Dataset rows describing interfaces
........

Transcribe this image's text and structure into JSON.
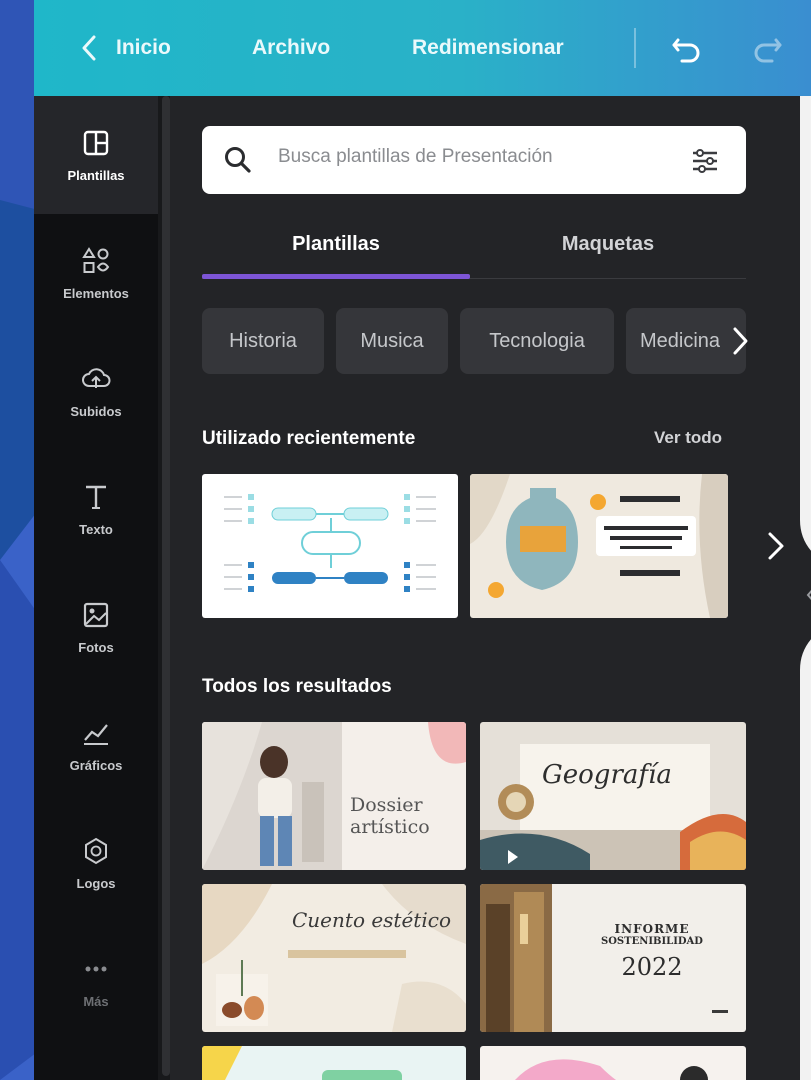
{
  "colors": {
    "accent": "#7d55d6",
    "topbar": "#1fb7c9",
    "rail": "#0f1012",
    "panel": "#232427",
    "chip": "#35363a"
  },
  "topbar": {
    "back_icon": "chevron-left-icon",
    "home_label": "Inicio",
    "file_label": "Archivo",
    "resize_label": "Redimensionar",
    "undo_icon": "undo-icon",
    "redo_icon": "redo-icon"
  },
  "rail": {
    "items": [
      {
        "label": "Plantillas",
        "icon": "templates-icon"
      },
      {
        "label": "Elementos",
        "icon": "elements-icon"
      },
      {
        "label": "Subidos",
        "icon": "upload-cloud-icon"
      },
      {
        "label": "Texto",
        "icon": "text-icon"
      },
      {
        "label": "Fotos",
        "icon": "photo-icon"
      },
      {
        "label": "Gráficos",
        "icon": "chart-icon"
      },
      {
        "label": "Logos",
        "icon": "logo-icon"
      },
      {
        "label": "Más",
        "icon": "more-icon"
      }
    ]
  },
  "search": {
    "placeholder": "Busca plantillas de Presentación",
    "icon": "search-icon",
    "filter_icon": "filter-icon"
  },
  "tabs": [
    {
      "label": "Plantillas",
      "active": true
    },
    {
      "label": "Maquetas",
      "active": false
    }
  ],
  "chips": [
    "Historia",
    "Musica",
    "Tecnologia",
    "Medicina"
  ],
  "recent": {
    "title": "Utilizado recientemente",
    "see_all": "Ver todo"
  },
  "results": {
    "title": "Todos los resultados"
  },
  "templates": {
    "dossier_title": "Dossier",
    "dossier_sub": "artístico",
    "geografia": "Geografía",
    "cuento": "Cuento estético",
    "informe": "INFORME",
    "informe_sub": "SOSTENIBILIDAD",
    "year": "2022"
  }
}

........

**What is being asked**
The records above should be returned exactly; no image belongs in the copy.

**Response box**
Transcribe this image's text and structure into JSON.
{
  "colors": {
    "accent": "#7d55d6",
    "topbar": "#1fb7c9",
    "rail": "#0f1012",
    "panel": "#232427",
    "chip": "#35363a"
  },
  "topbar": {
    "back_icon": "chevron-left-icon",
    "home_label": "Inicio",
    "file_label": "Archivo",
    "resize_label": "Redimensionar",
    "undo_icon": "undo-icon",
    "redo_icon": "redo-icon"
  },
  "rail": {
    "items": [
      {
        "label": "Plantillas",
        "icon": "templates-icon"
      },
      {
        "label": "Elementos",
        "icon": "elements-icon"
      },
      {
        "label": "Subidos",
        "icon": "upload-cloud-icon"
      },
      {
        "label": "Texto",
        "icon": "text-icon"
      },
      {
        "label": "Fotos",
        "icon": "photo-icon"
      },
      {
        "label": "Gráficos",
        "icon": "chart-icon"
      },
      {
        "label": "Logos",
        "icon": "logo-icon"
      },
      {
        "label": "Más",
        "icon": "more-icon"
      }
    ]
  },
  "search": {
    "placeholder": "Busca plantillas de Presentación",
    "icon": "search-icon",
    "filter_icon": "filter-icon"
  },
  "tabs": [
    {
      "label": "Plantillas",
      "active": true
    },
    {
      "label": "Maquetas",
      "active": false
    }
  ],
  "chips": [
    "Historia",
    "Musica",
    "Tecnologia",
    "Medicina"
  ],
  "recent": {
    "title": "Utilizado recientemente",
    "see_all": "Ver todo"
  },
  "results": {
    "title": "Todos los resultados"
  },
  "templates": {
    "dossier_title": "Dossier",
    "dossier_sub": "artístico",
    "geografia": "Geografía",
    "cuento": "Cuento estético",
    "informe": "INFORME",
    "informe_sub": "SOSTENIBILIDAD",
    "year": "2022"
  }
}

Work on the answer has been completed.